Madam Walker Legacy Center The Madam C. J. Walker Building, which houses the Madam Walker Legacy Center, was built in 1927 in the city of Indianapolis, in the U.S. state of Indiana, and as Madam C. J. Walker Manufacturing Company, it was designated a National Historic Landmark in 1991. The four-story, multi-purpose Walker Building was named in honor of Madam C. J. Walker, the African American hair care and beauty products entrepreneur who founded the Madam C. J. Walker Manufacturing Company and designed by the Indianapolis architectural firm of Rubush & Hunter. The building served as the world headquarters for Walker’s company, as well as entertainment, business, and commercial hub along Indiana Avenue for the city’s African American community from the 1920s to the 1950s. The historic gathering place and venue for community events and arts and cultural programs were saved from demolition in the 1970s. The restored building, which includes African, Egyptian, and Moorish designs, is one of the few remaining African-Art Deco buildings in the United States. The Walker Building was added to the National Register of Historic Places in 1980. (via Wikipedia)

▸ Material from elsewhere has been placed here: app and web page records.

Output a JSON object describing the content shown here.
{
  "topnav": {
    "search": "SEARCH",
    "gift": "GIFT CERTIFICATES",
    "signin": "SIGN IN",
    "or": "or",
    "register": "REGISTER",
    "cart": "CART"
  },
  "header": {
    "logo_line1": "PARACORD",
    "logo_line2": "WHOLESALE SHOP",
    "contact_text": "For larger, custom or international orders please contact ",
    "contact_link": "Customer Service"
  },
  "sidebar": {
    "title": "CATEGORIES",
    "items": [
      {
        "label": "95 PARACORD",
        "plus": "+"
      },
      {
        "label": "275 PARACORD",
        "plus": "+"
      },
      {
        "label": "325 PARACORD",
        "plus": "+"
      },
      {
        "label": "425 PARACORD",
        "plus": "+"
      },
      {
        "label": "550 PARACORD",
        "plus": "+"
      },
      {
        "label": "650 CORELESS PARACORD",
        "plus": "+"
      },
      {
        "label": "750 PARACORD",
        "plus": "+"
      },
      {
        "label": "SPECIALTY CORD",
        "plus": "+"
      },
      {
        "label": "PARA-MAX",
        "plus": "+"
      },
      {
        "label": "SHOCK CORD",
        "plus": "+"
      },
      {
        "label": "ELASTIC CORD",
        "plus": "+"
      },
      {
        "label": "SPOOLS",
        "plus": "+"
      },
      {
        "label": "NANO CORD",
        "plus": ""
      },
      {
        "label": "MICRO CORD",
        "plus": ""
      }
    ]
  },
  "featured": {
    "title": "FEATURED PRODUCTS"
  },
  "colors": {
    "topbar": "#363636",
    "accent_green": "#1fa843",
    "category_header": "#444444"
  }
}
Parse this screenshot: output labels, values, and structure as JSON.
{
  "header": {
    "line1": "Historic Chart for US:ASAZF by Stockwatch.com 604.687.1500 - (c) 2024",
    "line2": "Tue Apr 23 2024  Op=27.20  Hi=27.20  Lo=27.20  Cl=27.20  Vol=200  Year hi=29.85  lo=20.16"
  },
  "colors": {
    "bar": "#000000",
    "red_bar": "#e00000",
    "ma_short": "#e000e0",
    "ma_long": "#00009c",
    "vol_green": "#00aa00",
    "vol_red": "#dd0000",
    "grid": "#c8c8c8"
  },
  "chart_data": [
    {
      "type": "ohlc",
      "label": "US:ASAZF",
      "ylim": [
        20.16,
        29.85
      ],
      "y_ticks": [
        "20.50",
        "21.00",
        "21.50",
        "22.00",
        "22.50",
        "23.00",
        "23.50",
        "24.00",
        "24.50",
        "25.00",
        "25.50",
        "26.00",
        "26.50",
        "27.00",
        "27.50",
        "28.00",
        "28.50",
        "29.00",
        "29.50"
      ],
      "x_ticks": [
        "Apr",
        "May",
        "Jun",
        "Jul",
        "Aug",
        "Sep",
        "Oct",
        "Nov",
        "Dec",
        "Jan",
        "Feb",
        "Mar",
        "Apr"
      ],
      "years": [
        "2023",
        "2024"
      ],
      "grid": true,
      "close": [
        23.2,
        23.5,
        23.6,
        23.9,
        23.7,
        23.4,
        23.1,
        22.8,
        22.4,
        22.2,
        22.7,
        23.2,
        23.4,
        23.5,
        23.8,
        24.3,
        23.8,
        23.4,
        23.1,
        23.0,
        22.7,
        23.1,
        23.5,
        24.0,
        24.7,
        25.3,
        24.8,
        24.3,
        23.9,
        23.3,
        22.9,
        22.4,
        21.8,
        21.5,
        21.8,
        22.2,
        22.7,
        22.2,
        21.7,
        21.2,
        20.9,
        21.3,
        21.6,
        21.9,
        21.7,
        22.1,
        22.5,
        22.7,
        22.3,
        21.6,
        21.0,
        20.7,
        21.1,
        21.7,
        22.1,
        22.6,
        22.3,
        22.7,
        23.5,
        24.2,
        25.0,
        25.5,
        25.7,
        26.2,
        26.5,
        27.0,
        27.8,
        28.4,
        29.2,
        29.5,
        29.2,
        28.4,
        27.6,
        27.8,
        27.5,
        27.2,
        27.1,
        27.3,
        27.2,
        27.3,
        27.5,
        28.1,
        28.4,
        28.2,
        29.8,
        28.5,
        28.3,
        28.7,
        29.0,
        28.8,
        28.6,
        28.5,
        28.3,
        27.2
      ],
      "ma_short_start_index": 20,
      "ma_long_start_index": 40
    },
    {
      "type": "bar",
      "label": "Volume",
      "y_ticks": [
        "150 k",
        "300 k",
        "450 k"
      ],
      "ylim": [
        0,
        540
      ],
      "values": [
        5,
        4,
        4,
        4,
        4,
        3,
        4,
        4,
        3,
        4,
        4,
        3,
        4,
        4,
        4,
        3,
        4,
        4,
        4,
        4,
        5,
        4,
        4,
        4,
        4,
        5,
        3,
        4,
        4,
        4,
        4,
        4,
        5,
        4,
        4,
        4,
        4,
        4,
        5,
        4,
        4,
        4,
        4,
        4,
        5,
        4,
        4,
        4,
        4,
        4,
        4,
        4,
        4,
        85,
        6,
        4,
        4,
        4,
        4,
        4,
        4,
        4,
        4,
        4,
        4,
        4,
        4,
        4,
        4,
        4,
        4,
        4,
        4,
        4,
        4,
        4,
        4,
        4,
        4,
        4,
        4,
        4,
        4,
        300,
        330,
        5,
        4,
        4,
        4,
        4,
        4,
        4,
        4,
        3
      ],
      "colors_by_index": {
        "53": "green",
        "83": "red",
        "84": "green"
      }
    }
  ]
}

Historic Ransom Place  – Ransom Place Historic District is the most intact 19th-century neighborhood associated with African Americans in Indianapolis. The district was home to many black business leaders over its long history. The area northwest of Monument Circle was identified as a black settlement in writings as early as the 1830s. Here churches, schools, and commercial areas developed to serve the black community.  (Via NPS.gov) 

Crispus Attucks Museum Crispus Attucks, a Black man, was the first person to die in the American Revolution in a slaughter that became known as the Boston Massacre. The Crispus Attucks Museum was created to educate and memorialize the “first hero of the American Revolution.” The museum is housed with the Crispus Attucks High School. (via VisitIndy.com)

Flanner HouseFor 119 years, Flanner House of Indianapolis has been at the epicenter of helping people move to a place of self-reliance and self-sufficiency. Focusing on Education, Employment, Wellness, Peace and Safety, and Economic Development, and Food Justice, Flanner House is prepared to serve the evolving needs of area residents. (Via FlannerHouse.org)

Cleo’s Bodega – Opened in June of this year to provide fresh, healthy and affordable food options to residents of the Northwest side of Indianapolis. Cleo’s is named in honor of Cleo Walter Blackburn, an educator and civil rights leader. 

Center for Black Literature & Culture The Indianapolis Public Library’s Center for Black Literature & Culture (CBLC) is dedicated to celebrating the vibrant and resilient heritage and triumphs of those born of African roots. This space is for ALL who are interested in exploring the rich heritage that has influenced nations across the globe. The Center is located in the Central Library in downtown Indianapolis. (Via IndyPL.org)

Michael’s Soul Kitchen – Located in the heart of downtown Indianapolis, Michael’s offers delicious soul food in an upscale environment.

A look into Indy’s Black history  was originally published on wtlcfm.com